76: Range by David Epstein

Episode found at: https://bookworm.fm/76/

We’ve all heard stories of famous people who knew what they were born to do from a young age. But should we really be trying to follow in their narrow-focused footsteps? Today’s author challenges the traditional idea that 10,000 hours of deliberate practice is what it takes to become an expert, explains why specializing early…

I really enjoyed this episode, having pivoted in my career a number of times recently. It reminds me of Cal Newport’s idea of “little bets” in So Good They Can’t Ignore You.

Excellent episode.

And to go down a rabbit trail on homeschooling. . .

If you aren’t familiar with the 19th century educator Charlotte Mason, I highly recommend you read her Home Education Series. One of the things that came up in your discussion in the episode, analogical thinking, is emphasized in her observation of education principles. She terms it the “science of relations” – the connections we (and our children) make on our own pulling from the disparate experiences and things we’ve read.

I’ve been involved in the homeschooling world for nearly 30 years. I read Charlotte Mason’s ideas pretty early on and they greatly influenced my foundational assumptions. Through the years with my children we’ve tried various things, explored their interests, sometimes had them in school. My older boys are doing great in college. But now with the younger ones, I find myself circling back to the foundational principles communicated by Miss Mason and finding that her educational approach has stood the tests of time (and my kids).

The original Charlotte Mason Home Education series (free, online):

To buy in print (I recommend LBP for a high quality printing – some that are available on Amazon are facsimile copies or copyright violations.):

Great show as always.

Liked the discussion around Nintendo.

Nintendo is a default case study for the Blue Ocean (as opposed to the Red Ocean) marketing strategy discussion - which cover a lot of what Mike and Joe were talking about.

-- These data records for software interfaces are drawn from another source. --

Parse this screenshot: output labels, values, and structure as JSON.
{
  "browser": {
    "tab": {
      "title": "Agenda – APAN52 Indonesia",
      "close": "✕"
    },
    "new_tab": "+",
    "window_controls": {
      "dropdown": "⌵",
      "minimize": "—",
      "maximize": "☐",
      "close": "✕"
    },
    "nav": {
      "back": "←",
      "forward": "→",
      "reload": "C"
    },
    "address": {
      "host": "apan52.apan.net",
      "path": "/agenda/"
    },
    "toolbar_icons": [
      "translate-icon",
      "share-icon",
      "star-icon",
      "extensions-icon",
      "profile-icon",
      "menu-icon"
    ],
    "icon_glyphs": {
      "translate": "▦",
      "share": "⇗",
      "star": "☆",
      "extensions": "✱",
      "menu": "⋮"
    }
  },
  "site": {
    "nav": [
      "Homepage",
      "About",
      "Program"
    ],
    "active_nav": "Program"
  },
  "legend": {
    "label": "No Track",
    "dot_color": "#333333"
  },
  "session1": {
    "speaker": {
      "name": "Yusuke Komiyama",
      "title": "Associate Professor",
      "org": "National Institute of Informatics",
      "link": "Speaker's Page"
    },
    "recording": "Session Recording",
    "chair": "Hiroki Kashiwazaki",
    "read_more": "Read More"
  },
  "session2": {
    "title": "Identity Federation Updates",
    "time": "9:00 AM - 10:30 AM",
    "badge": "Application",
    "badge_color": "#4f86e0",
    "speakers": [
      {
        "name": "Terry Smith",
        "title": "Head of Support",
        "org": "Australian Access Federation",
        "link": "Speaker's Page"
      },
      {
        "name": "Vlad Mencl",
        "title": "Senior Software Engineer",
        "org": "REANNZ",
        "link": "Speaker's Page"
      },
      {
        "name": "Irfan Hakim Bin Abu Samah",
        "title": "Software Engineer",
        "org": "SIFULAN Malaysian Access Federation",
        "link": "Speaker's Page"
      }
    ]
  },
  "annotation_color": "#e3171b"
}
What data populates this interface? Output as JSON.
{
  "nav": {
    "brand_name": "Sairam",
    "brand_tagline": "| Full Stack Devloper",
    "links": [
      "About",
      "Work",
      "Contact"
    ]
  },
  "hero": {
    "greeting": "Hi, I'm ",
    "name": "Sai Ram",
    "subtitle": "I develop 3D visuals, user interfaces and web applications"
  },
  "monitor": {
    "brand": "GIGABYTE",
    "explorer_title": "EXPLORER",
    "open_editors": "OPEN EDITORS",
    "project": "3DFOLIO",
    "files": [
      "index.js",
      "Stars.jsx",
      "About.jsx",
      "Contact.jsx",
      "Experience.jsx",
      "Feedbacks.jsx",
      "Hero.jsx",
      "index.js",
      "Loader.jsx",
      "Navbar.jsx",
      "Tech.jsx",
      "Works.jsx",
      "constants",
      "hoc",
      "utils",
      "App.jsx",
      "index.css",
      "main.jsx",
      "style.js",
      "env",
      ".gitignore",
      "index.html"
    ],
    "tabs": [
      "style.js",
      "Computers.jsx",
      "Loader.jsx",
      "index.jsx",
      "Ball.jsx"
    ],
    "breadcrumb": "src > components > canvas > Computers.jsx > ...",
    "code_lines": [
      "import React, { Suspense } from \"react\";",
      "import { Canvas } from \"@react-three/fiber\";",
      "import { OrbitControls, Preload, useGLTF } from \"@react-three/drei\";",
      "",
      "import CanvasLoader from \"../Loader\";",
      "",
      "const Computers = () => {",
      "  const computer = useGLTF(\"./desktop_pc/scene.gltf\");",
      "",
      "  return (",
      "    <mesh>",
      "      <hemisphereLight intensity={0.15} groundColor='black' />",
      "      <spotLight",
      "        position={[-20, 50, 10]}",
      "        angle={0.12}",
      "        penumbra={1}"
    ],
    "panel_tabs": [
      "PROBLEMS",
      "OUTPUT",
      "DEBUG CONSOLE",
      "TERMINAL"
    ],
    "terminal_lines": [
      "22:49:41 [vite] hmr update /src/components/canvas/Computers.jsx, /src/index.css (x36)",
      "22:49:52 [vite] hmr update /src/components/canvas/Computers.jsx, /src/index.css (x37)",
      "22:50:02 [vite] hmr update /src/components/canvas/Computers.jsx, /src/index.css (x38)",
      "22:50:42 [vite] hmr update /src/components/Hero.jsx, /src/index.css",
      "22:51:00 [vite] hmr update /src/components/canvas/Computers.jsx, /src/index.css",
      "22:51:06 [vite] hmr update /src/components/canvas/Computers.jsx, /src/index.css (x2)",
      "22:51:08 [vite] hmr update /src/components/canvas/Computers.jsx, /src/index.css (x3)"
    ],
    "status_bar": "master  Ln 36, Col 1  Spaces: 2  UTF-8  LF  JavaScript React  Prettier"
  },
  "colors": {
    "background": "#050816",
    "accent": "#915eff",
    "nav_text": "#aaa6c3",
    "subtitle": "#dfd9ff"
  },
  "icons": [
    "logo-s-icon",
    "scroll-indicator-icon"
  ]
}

I’d recommend having a quick look at the definitions here

There’s a good book about it (Blue Oceans) that @mikeschmitz might enjoy as a gap book